Defendant Prosecuted as Part of Federal Initiative to Address
the Epidemic Incidence of Violence Against Native Women

ALBUQUERQUE – Robert Yazzie, Jr., 49, a member of the Jicarilla Apache Nation who resides in Dulce, N.M., was sentenced this afternoon for his conviction on a federal assault charge arising out of a violent attack on his intimate partner.  Yazzie will serve 50 months in federal prison followed by two years of supervised release. 

Yazzie was arrested on May 27, 2014, on an indictment charging him with assault resulting in serious bodily injury.  The indictment alleged that Yazzie assaulted the victim on May 17, 2013, and caused her to suffer serious bodily injury. 

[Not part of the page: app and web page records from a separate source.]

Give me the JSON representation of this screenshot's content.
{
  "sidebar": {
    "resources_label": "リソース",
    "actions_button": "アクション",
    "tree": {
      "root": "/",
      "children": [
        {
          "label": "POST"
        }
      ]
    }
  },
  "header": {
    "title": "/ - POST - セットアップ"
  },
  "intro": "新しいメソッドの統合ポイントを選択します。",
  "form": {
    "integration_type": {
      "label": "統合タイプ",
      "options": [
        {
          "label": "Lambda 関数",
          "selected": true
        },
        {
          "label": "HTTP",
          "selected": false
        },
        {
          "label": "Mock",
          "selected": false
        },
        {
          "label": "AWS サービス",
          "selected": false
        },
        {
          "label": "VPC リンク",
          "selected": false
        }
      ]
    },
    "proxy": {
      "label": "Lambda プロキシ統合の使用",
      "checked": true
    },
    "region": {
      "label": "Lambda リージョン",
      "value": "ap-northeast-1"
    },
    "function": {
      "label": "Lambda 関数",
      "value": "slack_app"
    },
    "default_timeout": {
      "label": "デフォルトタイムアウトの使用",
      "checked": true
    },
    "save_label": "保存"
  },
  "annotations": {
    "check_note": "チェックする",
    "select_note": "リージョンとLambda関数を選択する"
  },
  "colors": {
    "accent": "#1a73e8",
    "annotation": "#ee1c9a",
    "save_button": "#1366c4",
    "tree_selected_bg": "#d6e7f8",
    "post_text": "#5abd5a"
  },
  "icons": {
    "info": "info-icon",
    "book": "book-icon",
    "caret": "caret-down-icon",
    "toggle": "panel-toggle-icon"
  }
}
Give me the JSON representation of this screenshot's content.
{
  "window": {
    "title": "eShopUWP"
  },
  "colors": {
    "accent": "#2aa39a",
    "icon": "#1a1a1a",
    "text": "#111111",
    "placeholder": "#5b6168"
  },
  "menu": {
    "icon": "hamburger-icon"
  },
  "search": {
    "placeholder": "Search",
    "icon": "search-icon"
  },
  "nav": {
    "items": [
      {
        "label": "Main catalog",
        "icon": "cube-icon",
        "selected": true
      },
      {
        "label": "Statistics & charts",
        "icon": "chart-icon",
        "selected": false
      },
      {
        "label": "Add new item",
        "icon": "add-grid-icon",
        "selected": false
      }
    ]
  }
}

On July 24, 2014, Yazzie pled guilty to the indictment and admitted assaulting his intimate partner by hitting her in the face and head multiple times with a closed fist.  Yazzie acknowledged that as a result, the victim sustained bilateral nasal bone fractures and hematomas to the head and face.  The assault occurred within the Jicarilla Apache Reservation.

This case was investigated by the Jicarilla Apache Tribe Police Department and was prosecuted by Assistant U.S. Attorney David Adams.

The case was brought pursuant to the Tribal Special Assistant U.S. Attorney (Tribal SAUSA) Pilot Project in the District of New Mexico which is sponsored by the Justice Department’s Office on Violence Against Women under a grant administered by the Pueblo of Laguna.  The Tribal SAUSA Pilot Project seeks to train tribal prosecutors in federal law, procedure and investigative techniques to increase the likelihood that every viable violent offense against Native women is prosecuted in either federal court or tribal court, or both.  The Tribal SAUSA Pilot Project was largely driven by input gathered from annual tribal consultations on violence against women, and is another step in the Justice Department's on-going efforts to increase engagement, coordination and action on public safety in tribal communities.

Updated January 26, 2015